Individuals who only engage in loan modifications or are third-party loan modification specialists should not be subject to mortgage loan origination licensing. HUD leaves to the Consumer Financial Protection Bureau (“CFPB”) the issue of whether such individuals should be licensed under the SAFE Act. That being said, HUD also provides that individuals involved in refinance transactions are subject to licensing under the SAFE Act. “A refinancing results in a new loan, not a modified loan.”9

HUD has included a set of appendices as part of the Final Rule, which provides examples of individuals who should and should not be licensed under the SAFE Act. This is an approach similar to the one the federal Banking Agencies took in their SAFE Act Final Rule, which is applicable to employees of federally regulated financial institutions.

The SAFE Act establishes the minimum floor for state regulation of loan originators. After the SAFE Act’s enactment on July 30, 2008, the states moved to enact or amend laws to license mortgage loan originators. As a result, some of the states have enacted statutes or taken interpretative views that are broader in scope than the SAFE Act’s licensing requirements and the Final Rule’s minimum standards. Some of these states have sought to regulate tax-exempt organizations’ housing counseling and loan origination services. Now that HUD has clarified that housing counselors employed by HUD-approved housing counseling agencies fall outside of the scope of the SAFE Act there may be a shift in these states’ positions.

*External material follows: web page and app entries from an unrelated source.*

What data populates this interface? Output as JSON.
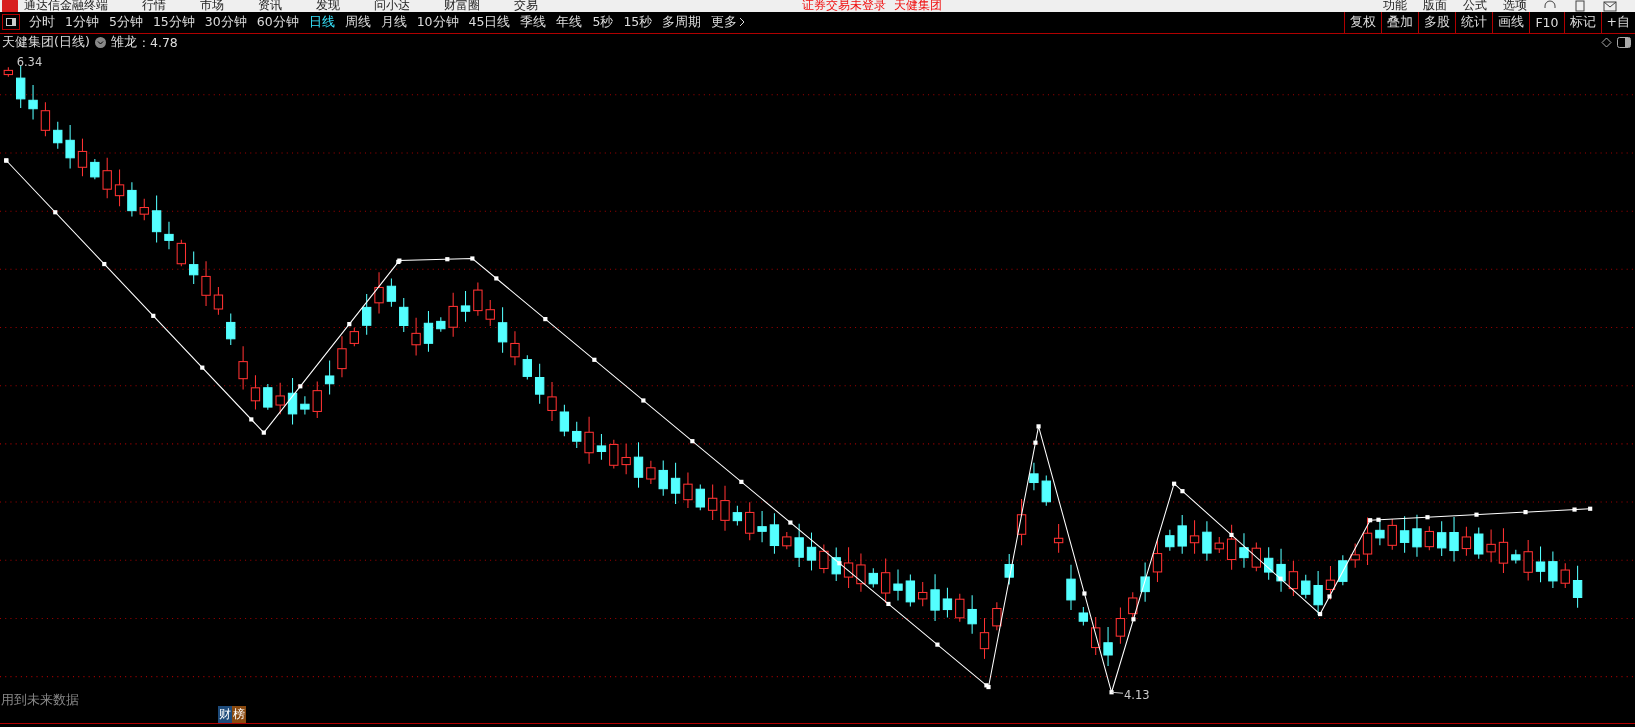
{
  "app": {
    "title": "通达信金融终端",
    "menu": [
      "行情",
      "市场",
      "资讯",
      "发现",
      "问小达",
      "财富圈",
      "交易"
    ],
    "notice": "证券交易未登录",
    "stock": "天健集团",
    "tools": [
      "功能",
      "版面",
      "公式",
      "选项"
    ]
  },
  "periods": [
    {
      "label": "分时",
      "selected": false
    },
    {
      "label": "1分钟",
      "selected": false
    },
    {
      "label": "5分钟",
      "selected": false
    },
    {
      "label": "15分钟",
      "selected": false
    },
    {
      "label": "30分钟",
      "selected": false
    },
    {
      "label": "60分钟",
      "selected": false
    },
    {
      "label": "日线",
      "selected": true
    },
    {
      "label": "周线",
      "selected": false
    },
    {
      "label": "月线",
      "selected": false
    },
    {
      "label": "10分钟",
      "selected": false
    },
    {
      "label": "45日线",
      "selected": false
    },
    {
      "label": "季线",
      "selected": false
    },
    {
      "label": "年线",
      "selected": false
    },
    {
      "label": "5秒",
      "selected": false
    },
    {
      "label": "15秒",
      "selected": false
    },
    {
      "label": "多周期",
      "selected": false
    },
    {
      "label": "更多",
      "selected": false
    }
  ],
  "chart_tools": [
    "复权",
    "叠加",
    "多股",
    "统计",
    "画线",
    "F10",
    "标记",
    "+自"
  ],
  "info": {
    "name": "天健集团(日线)",
    "indicator": "雏龙",
    "value": ": 4.78"
  },
  "chart": {
    "high_label": "6.34",
    "low_label": "4.13",
    "footnote": "用到未来数据",
    "badge": [
      "财",
      "榜"
    ]
  }
}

On July 21, 2011, HUD’s rulemaking authority under the SAFE Act was transferred to the CFPB pursuant to the Dodd-Frank Wall Street Reform and Consumer Protection Act.